As the Supreme Court states, a constructive trust is a fiction of equity created for the purpose of preventing unjust enrichment by one who holds legal title to property which, under principles of justice and fairness, rightfully belongs to another.
What if My Ex-Spouse Becomes Incapacitated?
As the recent pandemic has shown, life is unpredictable. In a matter of days and weeks, millions of seemingly healthy individuals became incapacitated due to the Coronavirus (COVID-19). What is the impact on a family when a person becomes so incapacitated that they cannot comprehend or communicate to make decisions about health, finances, or parenting during divorce?
Fortunately, courts have the ability to appoint a legal representative to act on behalf of the incapacitated spouse. If a spouse has not named a guardian prior to becoming incapacitated, a close family member or friend can apply to act on their behalf. If one is unavailable, the court can appoint a neutral third-party person to be a guardian.

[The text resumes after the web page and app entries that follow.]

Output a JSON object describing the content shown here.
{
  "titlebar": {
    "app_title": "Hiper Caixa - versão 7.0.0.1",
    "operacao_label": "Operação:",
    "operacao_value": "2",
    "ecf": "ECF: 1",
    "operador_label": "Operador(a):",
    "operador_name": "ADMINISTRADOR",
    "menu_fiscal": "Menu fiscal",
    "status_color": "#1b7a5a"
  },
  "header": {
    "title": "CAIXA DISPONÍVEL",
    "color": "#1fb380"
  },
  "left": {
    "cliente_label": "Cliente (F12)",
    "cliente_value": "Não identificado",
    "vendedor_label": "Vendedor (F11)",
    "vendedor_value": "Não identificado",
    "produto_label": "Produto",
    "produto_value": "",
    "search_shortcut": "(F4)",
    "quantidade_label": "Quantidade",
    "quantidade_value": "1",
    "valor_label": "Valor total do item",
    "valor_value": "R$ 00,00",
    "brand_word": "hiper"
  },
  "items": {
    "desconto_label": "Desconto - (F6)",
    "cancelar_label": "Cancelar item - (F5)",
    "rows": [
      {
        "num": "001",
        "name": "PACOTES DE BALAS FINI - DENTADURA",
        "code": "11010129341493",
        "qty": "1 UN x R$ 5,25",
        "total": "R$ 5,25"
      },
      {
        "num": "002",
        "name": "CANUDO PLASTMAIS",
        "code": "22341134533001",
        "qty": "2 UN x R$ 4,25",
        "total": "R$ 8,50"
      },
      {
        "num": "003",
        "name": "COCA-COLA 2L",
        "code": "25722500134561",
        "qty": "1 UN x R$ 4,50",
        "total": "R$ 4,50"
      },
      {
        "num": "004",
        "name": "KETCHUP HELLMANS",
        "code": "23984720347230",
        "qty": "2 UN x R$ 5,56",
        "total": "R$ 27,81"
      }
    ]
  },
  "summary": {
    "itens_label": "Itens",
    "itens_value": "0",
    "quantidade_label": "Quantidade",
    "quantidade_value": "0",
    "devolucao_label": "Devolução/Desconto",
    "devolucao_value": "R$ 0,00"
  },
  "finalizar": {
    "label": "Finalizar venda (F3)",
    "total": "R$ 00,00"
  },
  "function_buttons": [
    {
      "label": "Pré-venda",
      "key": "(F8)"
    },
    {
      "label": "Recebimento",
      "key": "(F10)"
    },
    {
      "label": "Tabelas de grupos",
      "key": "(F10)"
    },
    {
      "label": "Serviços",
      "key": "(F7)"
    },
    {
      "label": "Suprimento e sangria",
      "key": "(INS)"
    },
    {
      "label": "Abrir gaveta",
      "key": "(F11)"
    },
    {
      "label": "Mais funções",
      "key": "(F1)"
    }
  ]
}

The process of guardianship is not the same from person to person, as the court bestows the guardian a certain level of authority depending on how severely the person is impaired. If the incapacitated person is able to follow and participate in divorce proceedings to an extent, their guardian may only have limited power to make decisions. During divorce, the guardian can take over the negotiation and settlement of divorce proceedings, including entering into a property settlement agreement and final judgment of divorce.
It is clear there are many variables involved when a person dies or becomes incapacitated during and after divorce. Some divorce terms are not impacted by death, whereas others are effectively terminated when one ex-spouse dies.
The best advice for anyone experiencing the loss of an ex-spouse is to consult with a trusted divorce lawyer in their area. After reviewing the specific details of their case, a seasoned divorce lawyer can offer personalized legal guidance to help their client make practical and informed decisions.
Morristown Divorce Lawyers at Lyons & Associates, P.C. Assist Clients Dealing with the Unexpected Death of an Ex-Spouse
No matter how long ago divorce occurred, the death of an ex-spouse is life-changing, especially when children are involved. If you lost an ex-spouse and have questions about how this will impact child custody, support, and your family’s future security, the Morristown divorce lawyers at Lyons & Associates, P.C. are here to help. Our legal team knows how unsettling it can be when an ex-partner gets sick or passes away. We help you navigate the legal details to protect your interests so you can focus on dealing with the emotions that come with death and illness in the family. Call us at 908-575-9777 or contact us online to schedule a consultation. Located in Somerville and Morristown, New Jersey, we proudly serve clients in Somerset, Woodbridge, Morristown, Parsippany, Rockaway, Short Hills, Chatham, Randolph, Madison, and Morris Plains.